Whether during a global pandemic or an economic downturn, the job market can face serious repercussions: people losing their jobs. Maybe you’ve lost your job too, or you know someone going through the painful effects of job loss. The aftermath can be shocking, stressful, and even confusing. How does one bounce back from getting retrenched?
Here, we explore stories of people who have experienced retrenchment and job loss in one way or another. They share important lessons that they’ve learnt from their experiences and how you can take a step forward to bounce back from this temporary setback.
1. Use this time to recuperate and recharge
Ken Tan, a father of two primary school-going children, lost his job weeks before COVID-19 hit Singapore.
“I wanted to ease off from a hectic routine that had seen me put in almost 60-hour workweeks (including night conference calls and weekends) for several years. Now, I can fully recharge to be ready for the next chapter, both physically and mentally. This means exercising more regularly and catching up on recreational activities I didn’t have time for, such as reading, assembling plastic model kits, and solo motorcycle rides.”
The harmful effects of not taking a break have been proven time and time again by science.
Imagine a marathoner who doesn’t stop running or a car that drives at race speeds non-stop- they’re both bound to break down sooner rather than later.
A USC and MIT study showed that our brains aren’t idle when we take breaks — they are actually working hard to process our memories and help us make sense of what we have experienced.

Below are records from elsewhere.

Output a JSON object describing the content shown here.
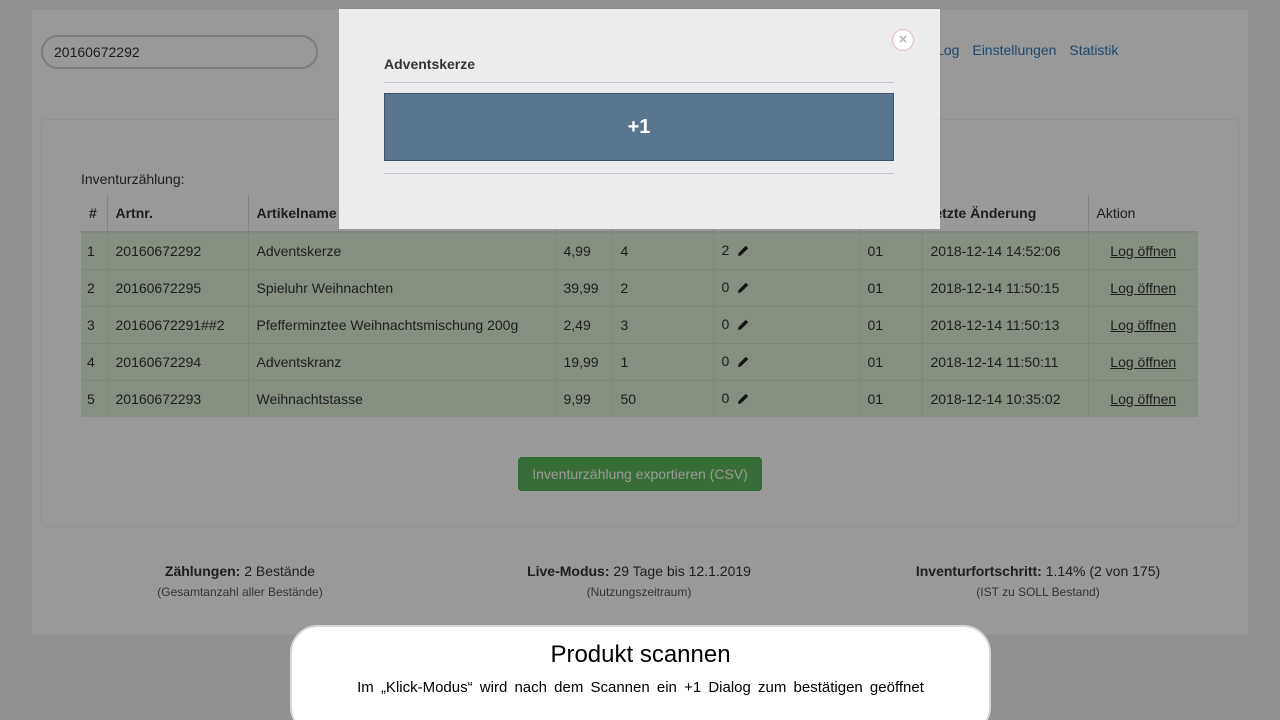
{
  "header": {
    "search_value": "20160672292",
    "nav": [
      "Log",
      "Einstellungen",
      "Statistik"
    ]
  },
  "inventory": {
    "caption": "Inventurzählung:",
    "columns": [
      "#",
      "Artnr.",
      "Artikelname",
      "",
      "",
      "",
      "",
      "letzte Änderung",
      "Aktion"
    ],
    "rows": [
      {
        "idx": "1",
        "artnr": "20160672292",
        "name": "Adventskerze",
        "price": "4,99",
        "soll": "4",
        "ist": "2",
        "lager": "01",
        "changed": "2018-12-14 14:52:06",
        "action": "Log öffnen"
      },
      {
        "idx": "2",
        "artnr": "20160672295",
        "name": "Spieluhr Weihnachten",
        "price": "39,99",
        "soll": "2",
        "ist": "0",
        "lager": "01",
        "changed": "2018-12-14 11:50:15",
        "action": "Log öffnen"
      },
      {
        "idx": "3",
        "artnr": "20160672291##2",
        "name": "Pfefferminztee Weihnachtsmischung 200g",
        "price": "2,49",
        "soll": "3",
        "ist": "0",
        "lager": "01",
        "changed": "2018-12-14 11:50:13",
        "action": "Log öffnen"
      },
      {
        "idx": "4",
        "artnr": "20160672294",
        "name": "Adventskranz",
        "price": "19,99",
        "soll": "1",
        "ist": "0",
        "lager": "01",
        "changed": "2018-12-14 11:50:11",
        "action": "Log öffnen"
      },
      {
        "idx": "5",
        "artnr": "20160672293",
        "name": "Weihnachtstasse",
        "price": "9,99",
        "soll": "50",
        "ist": "0",
        "lager": "01",
        "changed": "2018-12-14 10:35:02",
        "action": "Log öffnen"
      }
    ],
    "export_label": "Inventurzählung exportieren (CSV)"
  },
  "stats": {
    "counts": {
      "label": "Zählungen:",
      "value": "2 Bestände",
      "sub": "(Gesamtanzahl aller Bestände)"
    },
    "live": {
      "label": "Live-Modus:",
      "value": "29 Tage bis 12.1.2019",
      "sub": "(Nutzungszeitraum)"
    },
    "progress": {
      "label": "Inventurfortschritt:",
      "value": "1.14% (2 von 175)",
      "sub": "(IST zu SOLL Bestand)"
    }
  },
  "modal": {
    "title": "Adventskerze",
    "button_label": "+1",
    "close_symbol": "×"
  },
  "callout": {
    "title": "Produkt scannen",
    "text": "Im „Klick-Modus“ wird nach dem Scannen ein +1 Dialog zum bestätigen geöffnet"
  },
  "colors": {
    "row_bg": "#dff0d8",
    "link": "#337ab7",
    "export_button": "#5cb85c",
    "plus_one_button": "#5a7590"
  },
  "icons": {
    "edit": "pencil-icon",
    "close": "close-icon"
  }
}
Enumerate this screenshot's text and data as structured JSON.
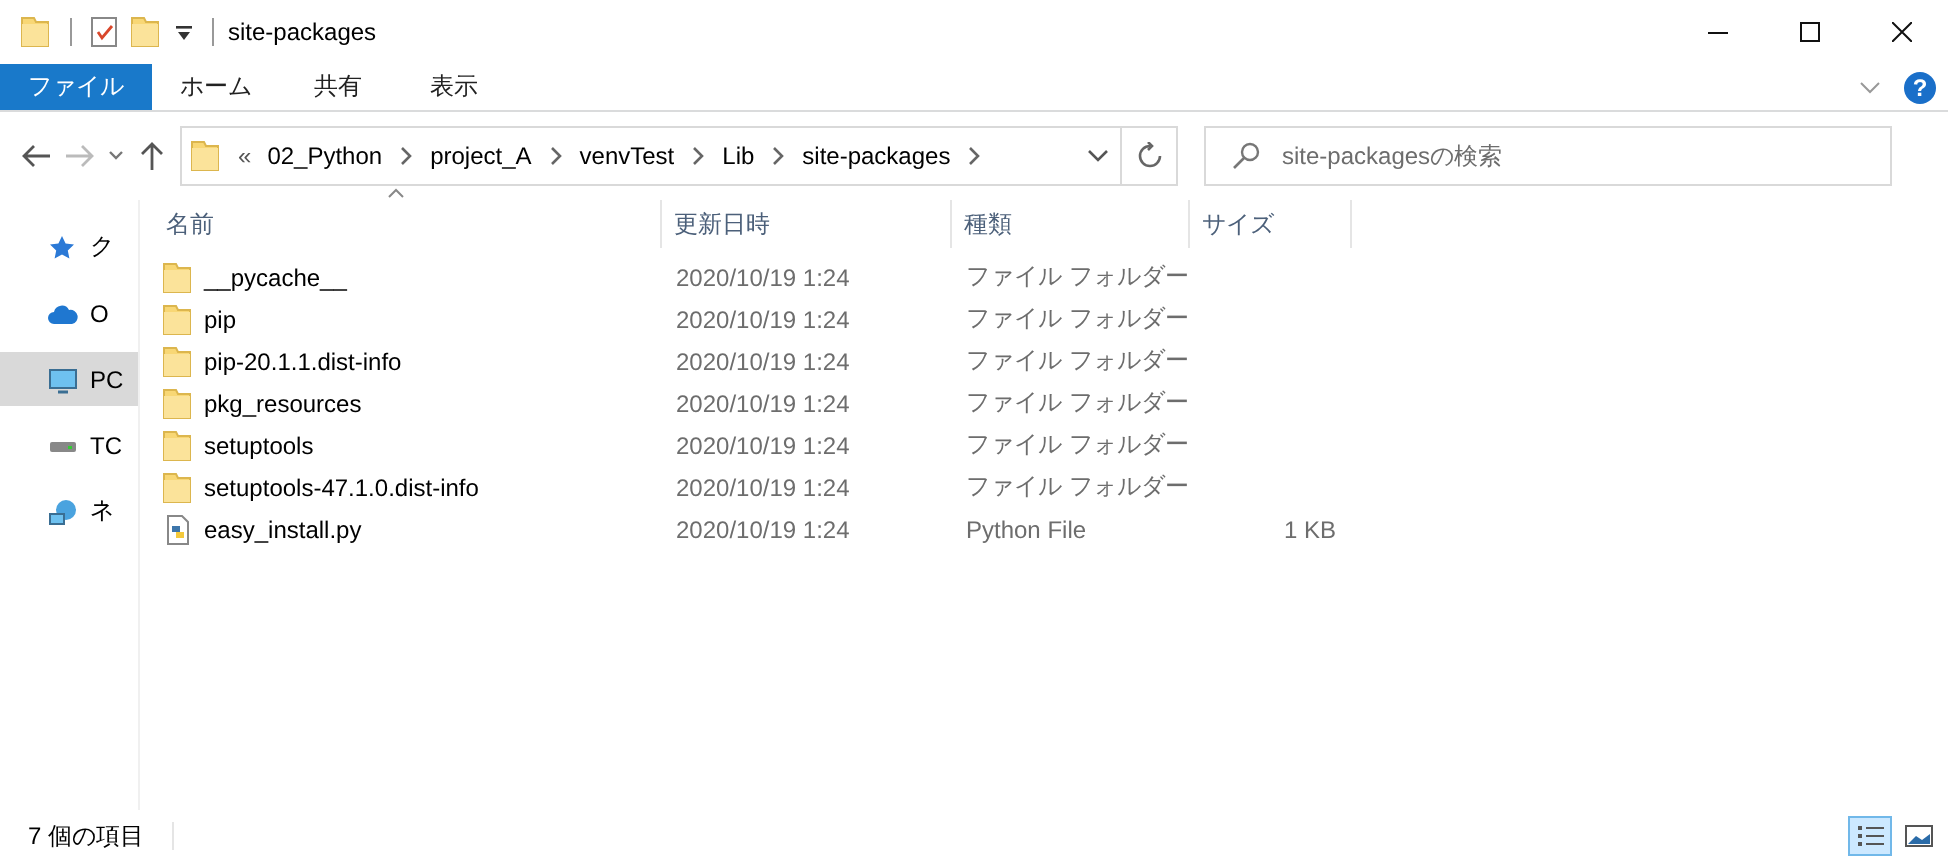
{
  "window": {
    "title": "site-packages"
  },
  "ribbon": {
    "tabs": [
      {
        "label": "ファイル",
        "selected": true
      },
      {
        "label": "ホーム",
        "selected": false
      },
      {
        "label": "共有",
        "selected": false
      },
      {
        "label": "表示",
        "selected": false
      }
    ],
    "help": "?"
  },
  "address_bar": {
    "overflow": "«",
    "path": [
      "02_Python",
      "project_A",
      "venvTest",
      "Lib",
      "site-packages"
    ]
  },
  "search": {
    "placeholder": "site-packagesの検索"
  },
  "sidebar": {
    "items": [
      {
        "label": "ク",
        "kind": "star",
        "selected": false
      },
      {
        "label": "O",
        "kind": "cloud",
        "selected": false
      },
      {
        "label": "PC",
        "kind": "pc",
        "selected": true
      },
      {
        "label": "TC",
        "kind": "drive",
        "selected": false
      },
      {
        "label": "ネ",
        "kind": "network",
        "selected": false
      }
    ]
  },
  "table": {
    "columns": [
      {
        "label": "名前",
        "sorted": true
      },
      {
        "label": "更新日時",
        "sorted": false
      },
      {
        "label": "種類",
        "sorted": false
      },
      {
        "label": "サイズ",
        "sorted": false
      }
    ],
    "rows": [
      {
        "kind": "folder",
        "name": "__pycache__",
        "modified": "2020/10/19 1:24",
        "type": "ファイル フォルダー"
      },
      {
        "kind": "folder",
        "name": "pip",
        "modified": "2020/10/19 1:24",
        "type": "ファイル フォルダー"
      },
      {
        "kind": "folder",
        "name": "pip-20.1.1.dist-info",
        "modified": "2020/10/19 1:24",
        "type": "ファイル フォルダー"
      },
      {
        "kind": "folder",
        "name": "pkg_resources",
        "modified": "2020/10/19 1:24",
        "type": "ファイル フォルダー"
      },
      {
        "kind": "folder",
        "name": "setuptools",
        "modified": "2020/10/19 1:24",
        "type": "ファイル フォルダー"
      },
      {
        "kind": "folder",
        "name": "setuptools-47.1.0.dist-info",
        "modified": "2020/10/19 1:24",
        "type": "ファイル フォルダー"
      },
      {
        "kind": "python",
        "name": "easy_install.py",
        "modified": "2020/10/19 1:24",
        "type": "Python File",
        "size": "1 KB"
      }
    ]
  },
  "status_bar": {
    "count": "7 個の項目",
    "views": [
      {
        "kind": "details",
        "selected": true
      },
      {
        "kind": "large",
        "selected": false
      }
    ]
  }
}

2. Don’t be afraid to talk about your problems
Dr John Lim, President of The Singapore Counselling Centre, has helped many PMETs get back on their feet through counselling.
“There is an average increase of 30% year-on-year of older Professionals, Managers, Executives and Technicians (PMETs) seeking counselling due to retrenchment. Remind yourself that one setback does not mean you are doomed to be at rock bottom for the rest of your life. Dealing positively with your emotions lays the foundation for personal growth.
Remember that you can and will get out of this cycle of emotions. If you feel overwhelmed by these emotions, don’t hesitate to speak with a qualified counsellor, coach or therapist. When one door closes, another will always open. Keep an open mind and an open heart – be receptive to new obstacles and opportunities that will come your way.”
Often, those who experience job loss will go through complicated emotions, such as:
- Shock and denial
- Depression and acceptance
- Acceptance and relief
3. Strengthen your skills
Mrs Pauline Leow, a 44-year-old Singaporean who left her corporate job in 2016 and strike it out on her own to become a learning facilitator.
While Pauline wasn’t retrenched, she is a perfect example of how upskilling is equally important, whether or not one is employed.
There are plenty of SkillsFuture courses available for Singaporeans to upgrade themselves, but interestingly only 20% of the resident labour force in Singapore have utilised their credits.
Pauline was originally eyeing a baking course that piqued her interest but decided to instead train in skills that would take her nearer to her career goals.
She used her credits on an advanced certificate in training and assessment course and now teaches effective communications at Republic Polytechnic.
4. Seek out opportunities
Leong Yew Wah was made redundant at 55 but continued to improve and upskill himself.
Yew Wah is a perfect example of someone who understands the phrase “time and tide wait for no man.” Instead of waiting for a job to come his way slowly, he sought opportunities.
Launching himself into Workforce Singapore’s Professional Conversion Programme (PCP) for 12 months, along with the help of WSG’s appointed Career Matching Provider MAXIMUS Asia.
He eventually joined Modern Beauty Wellness Pte Ltd, an SME in the beauty and wellness sector, as a Management Operations Officer.
5. Ask for help
Alan Tang retrenched from a 28-year management career.
For 15 months, Alan was out of work and at a loss for what to do.
Seeking an upturn in fortunes and help to move in the right direction, he approached a career coach at Ingeus, a career matching provider of Workforce Singapore (WSG). A career coach helps workers, including many retrenched individuals, find their footing and develop a game plan for their next role. This may include recommending career programmes, skills to learn, interview practice, and more.
With the advice and assistance provided by his career coach, Alan soon found employment in a new industry as a product and market development manager at StarHub.
More inspiring stories of career comebacks
- Tough Times, Tough Singaporeans: How We’ve Bounced Back Despite Career Challenges
- Can’t Find a Job and Feeling Depressed? Learn How This Singaporean Surmounted His Challenges
- Overcoming Adversity: Advice From a Visually-Impaired Artist
We wish you all the best in your career journey ahead.